Given entries section start

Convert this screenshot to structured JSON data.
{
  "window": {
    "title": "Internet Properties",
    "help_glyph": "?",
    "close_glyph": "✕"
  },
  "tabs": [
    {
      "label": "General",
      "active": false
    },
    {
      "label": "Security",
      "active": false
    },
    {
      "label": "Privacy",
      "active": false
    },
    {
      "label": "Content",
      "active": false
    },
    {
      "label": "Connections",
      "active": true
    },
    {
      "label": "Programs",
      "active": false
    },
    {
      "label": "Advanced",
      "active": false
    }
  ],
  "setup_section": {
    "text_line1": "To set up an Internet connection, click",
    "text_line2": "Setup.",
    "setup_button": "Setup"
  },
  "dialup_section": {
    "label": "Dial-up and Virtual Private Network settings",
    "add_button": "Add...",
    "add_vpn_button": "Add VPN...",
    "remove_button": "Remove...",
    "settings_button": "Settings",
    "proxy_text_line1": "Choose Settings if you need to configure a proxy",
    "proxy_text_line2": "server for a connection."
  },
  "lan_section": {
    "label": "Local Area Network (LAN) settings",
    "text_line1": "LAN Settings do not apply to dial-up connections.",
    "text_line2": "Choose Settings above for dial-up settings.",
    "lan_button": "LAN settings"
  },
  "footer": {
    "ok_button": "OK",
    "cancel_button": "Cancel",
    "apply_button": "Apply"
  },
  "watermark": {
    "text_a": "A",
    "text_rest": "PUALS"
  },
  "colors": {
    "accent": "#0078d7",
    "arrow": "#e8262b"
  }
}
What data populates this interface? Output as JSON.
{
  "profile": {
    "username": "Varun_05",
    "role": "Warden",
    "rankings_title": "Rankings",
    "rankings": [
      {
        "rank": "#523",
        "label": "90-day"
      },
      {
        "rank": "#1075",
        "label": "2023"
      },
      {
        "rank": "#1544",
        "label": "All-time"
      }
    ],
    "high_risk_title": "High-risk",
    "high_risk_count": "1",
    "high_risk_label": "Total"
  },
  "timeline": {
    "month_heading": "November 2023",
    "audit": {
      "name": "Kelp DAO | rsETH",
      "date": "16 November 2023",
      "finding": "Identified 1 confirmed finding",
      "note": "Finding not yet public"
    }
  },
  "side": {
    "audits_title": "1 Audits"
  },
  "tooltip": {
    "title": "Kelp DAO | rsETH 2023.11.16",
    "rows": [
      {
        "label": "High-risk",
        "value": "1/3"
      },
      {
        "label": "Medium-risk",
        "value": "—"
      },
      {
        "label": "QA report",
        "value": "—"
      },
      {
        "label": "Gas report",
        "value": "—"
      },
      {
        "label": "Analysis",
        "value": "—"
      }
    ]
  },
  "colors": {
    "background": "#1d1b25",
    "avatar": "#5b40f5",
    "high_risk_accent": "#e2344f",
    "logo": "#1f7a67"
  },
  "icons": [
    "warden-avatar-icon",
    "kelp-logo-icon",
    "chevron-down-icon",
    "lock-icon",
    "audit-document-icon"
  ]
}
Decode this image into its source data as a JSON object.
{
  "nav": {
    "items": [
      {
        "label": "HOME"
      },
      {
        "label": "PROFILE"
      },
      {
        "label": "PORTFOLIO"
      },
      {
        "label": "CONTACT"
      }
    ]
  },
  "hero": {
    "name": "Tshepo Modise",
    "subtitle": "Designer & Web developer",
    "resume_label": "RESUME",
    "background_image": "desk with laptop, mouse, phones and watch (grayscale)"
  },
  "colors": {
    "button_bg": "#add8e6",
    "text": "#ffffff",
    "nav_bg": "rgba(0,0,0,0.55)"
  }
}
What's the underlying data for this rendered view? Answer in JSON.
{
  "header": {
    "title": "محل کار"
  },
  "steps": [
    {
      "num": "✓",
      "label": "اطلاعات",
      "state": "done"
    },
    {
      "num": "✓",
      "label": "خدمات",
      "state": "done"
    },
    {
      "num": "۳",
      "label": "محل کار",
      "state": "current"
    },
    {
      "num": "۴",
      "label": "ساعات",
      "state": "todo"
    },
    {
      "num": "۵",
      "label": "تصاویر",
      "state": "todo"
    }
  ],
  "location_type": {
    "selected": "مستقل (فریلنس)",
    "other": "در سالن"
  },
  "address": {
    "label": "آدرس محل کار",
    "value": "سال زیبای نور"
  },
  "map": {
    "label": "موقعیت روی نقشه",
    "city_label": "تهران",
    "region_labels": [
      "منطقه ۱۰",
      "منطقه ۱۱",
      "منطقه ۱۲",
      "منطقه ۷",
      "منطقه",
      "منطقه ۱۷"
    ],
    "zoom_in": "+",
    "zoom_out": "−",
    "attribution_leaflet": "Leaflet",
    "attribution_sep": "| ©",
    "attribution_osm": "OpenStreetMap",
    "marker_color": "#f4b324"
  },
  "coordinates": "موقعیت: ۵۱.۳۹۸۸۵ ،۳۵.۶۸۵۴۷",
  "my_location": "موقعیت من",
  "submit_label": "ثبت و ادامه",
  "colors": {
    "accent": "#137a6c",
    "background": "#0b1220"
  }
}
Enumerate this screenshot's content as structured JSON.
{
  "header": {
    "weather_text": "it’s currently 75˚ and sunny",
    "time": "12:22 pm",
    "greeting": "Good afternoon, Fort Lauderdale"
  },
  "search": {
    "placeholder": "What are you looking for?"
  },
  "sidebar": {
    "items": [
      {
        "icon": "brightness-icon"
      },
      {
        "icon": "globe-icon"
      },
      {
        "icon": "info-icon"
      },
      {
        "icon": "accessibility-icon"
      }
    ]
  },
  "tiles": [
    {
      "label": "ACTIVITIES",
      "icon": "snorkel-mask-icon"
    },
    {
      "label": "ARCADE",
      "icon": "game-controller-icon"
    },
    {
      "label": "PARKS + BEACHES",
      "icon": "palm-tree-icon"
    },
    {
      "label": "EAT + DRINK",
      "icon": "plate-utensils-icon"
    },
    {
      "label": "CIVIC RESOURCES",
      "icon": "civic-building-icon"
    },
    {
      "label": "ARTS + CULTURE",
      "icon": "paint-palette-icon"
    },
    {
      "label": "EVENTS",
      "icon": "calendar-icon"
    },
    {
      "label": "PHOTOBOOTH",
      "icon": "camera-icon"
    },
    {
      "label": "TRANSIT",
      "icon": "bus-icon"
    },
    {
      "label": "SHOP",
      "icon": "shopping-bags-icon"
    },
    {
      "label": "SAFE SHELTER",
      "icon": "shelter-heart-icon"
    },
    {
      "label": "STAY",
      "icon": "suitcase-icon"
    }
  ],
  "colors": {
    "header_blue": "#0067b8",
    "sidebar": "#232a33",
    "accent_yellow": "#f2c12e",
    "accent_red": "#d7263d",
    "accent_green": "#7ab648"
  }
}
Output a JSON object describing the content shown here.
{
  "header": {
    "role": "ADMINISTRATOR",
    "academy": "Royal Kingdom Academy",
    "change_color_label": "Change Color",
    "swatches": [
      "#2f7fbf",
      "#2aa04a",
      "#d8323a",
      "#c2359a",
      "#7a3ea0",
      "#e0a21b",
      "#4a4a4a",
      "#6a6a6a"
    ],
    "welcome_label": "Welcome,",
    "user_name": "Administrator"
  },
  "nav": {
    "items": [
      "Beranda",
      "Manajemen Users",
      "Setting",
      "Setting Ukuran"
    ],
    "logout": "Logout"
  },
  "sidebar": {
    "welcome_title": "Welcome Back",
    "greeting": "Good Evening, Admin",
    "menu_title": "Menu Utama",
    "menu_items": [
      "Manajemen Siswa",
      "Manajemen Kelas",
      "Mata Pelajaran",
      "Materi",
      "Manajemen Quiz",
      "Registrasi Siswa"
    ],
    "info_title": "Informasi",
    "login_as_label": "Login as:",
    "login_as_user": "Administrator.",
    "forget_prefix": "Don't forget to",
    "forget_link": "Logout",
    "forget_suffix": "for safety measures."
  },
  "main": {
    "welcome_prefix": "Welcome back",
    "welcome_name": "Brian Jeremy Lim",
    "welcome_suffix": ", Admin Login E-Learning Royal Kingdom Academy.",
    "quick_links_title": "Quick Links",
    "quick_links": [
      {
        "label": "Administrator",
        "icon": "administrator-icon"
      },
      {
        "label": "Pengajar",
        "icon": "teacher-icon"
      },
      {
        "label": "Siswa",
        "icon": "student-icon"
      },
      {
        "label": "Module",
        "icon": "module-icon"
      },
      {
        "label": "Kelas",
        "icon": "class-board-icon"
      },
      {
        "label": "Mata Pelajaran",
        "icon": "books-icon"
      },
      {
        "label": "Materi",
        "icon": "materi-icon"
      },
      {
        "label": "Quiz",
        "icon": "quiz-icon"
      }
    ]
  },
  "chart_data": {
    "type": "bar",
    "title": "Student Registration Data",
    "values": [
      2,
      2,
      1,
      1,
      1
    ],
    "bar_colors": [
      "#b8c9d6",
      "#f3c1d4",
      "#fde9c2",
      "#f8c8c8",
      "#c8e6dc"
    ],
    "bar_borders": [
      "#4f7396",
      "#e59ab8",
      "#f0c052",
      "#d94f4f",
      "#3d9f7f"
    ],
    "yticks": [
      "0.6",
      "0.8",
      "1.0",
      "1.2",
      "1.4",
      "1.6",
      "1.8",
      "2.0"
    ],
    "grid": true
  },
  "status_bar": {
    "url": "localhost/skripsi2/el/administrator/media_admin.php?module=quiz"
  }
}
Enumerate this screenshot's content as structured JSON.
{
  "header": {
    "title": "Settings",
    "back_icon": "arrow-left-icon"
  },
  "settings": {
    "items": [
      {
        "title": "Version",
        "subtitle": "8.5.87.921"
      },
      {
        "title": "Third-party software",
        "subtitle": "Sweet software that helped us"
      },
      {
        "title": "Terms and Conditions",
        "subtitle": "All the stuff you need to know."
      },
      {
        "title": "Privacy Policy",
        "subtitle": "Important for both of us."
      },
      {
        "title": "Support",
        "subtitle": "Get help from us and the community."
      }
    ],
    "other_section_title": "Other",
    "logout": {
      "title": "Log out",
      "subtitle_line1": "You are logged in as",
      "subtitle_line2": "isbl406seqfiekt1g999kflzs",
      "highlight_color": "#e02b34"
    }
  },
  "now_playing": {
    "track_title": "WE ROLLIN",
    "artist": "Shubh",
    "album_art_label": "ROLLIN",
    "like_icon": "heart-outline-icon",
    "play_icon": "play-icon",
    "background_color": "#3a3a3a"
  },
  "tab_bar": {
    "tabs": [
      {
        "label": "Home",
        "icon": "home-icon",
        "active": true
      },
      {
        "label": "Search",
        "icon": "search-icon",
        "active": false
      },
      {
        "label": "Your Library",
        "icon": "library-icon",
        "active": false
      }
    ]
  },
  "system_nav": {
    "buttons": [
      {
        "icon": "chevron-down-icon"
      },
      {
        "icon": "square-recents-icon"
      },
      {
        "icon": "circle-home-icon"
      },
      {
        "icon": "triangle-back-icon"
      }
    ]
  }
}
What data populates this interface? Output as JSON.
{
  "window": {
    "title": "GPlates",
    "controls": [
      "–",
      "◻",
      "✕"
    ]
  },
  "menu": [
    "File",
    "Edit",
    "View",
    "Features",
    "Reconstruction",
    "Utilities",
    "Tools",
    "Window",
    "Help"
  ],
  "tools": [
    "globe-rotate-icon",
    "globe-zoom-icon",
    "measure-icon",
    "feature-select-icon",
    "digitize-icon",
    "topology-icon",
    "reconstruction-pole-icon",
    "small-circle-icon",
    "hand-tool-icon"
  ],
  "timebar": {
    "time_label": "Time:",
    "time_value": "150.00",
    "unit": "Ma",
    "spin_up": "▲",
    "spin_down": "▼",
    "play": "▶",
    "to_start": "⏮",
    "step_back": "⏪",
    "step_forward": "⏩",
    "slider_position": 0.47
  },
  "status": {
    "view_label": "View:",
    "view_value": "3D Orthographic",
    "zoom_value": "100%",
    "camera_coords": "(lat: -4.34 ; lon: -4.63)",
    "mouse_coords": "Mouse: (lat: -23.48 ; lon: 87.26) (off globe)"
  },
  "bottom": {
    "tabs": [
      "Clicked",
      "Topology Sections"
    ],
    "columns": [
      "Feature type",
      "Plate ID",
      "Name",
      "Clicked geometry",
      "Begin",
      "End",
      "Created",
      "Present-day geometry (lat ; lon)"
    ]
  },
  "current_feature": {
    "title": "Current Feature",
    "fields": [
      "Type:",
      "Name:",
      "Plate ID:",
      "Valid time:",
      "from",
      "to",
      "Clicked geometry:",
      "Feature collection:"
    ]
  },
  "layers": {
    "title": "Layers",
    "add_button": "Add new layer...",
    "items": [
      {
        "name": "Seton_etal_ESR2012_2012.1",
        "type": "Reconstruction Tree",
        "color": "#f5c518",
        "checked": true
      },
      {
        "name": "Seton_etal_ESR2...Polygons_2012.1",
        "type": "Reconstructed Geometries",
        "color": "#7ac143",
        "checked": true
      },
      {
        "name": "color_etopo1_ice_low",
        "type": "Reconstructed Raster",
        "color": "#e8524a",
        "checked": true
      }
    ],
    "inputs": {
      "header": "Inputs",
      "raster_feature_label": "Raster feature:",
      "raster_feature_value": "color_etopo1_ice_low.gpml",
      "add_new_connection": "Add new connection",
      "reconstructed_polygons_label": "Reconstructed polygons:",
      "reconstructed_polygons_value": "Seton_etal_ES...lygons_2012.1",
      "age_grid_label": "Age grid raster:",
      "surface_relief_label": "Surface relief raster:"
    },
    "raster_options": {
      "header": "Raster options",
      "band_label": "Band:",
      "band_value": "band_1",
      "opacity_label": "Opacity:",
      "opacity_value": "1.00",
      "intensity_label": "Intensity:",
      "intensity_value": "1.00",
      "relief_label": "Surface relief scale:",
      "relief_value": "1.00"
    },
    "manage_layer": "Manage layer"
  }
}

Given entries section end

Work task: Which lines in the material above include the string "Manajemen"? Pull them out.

Reply:
      "Manajemen Users",
      "Manajemen Siswa",
      "Manajemen Kelas",
      "Manajemen Quiz",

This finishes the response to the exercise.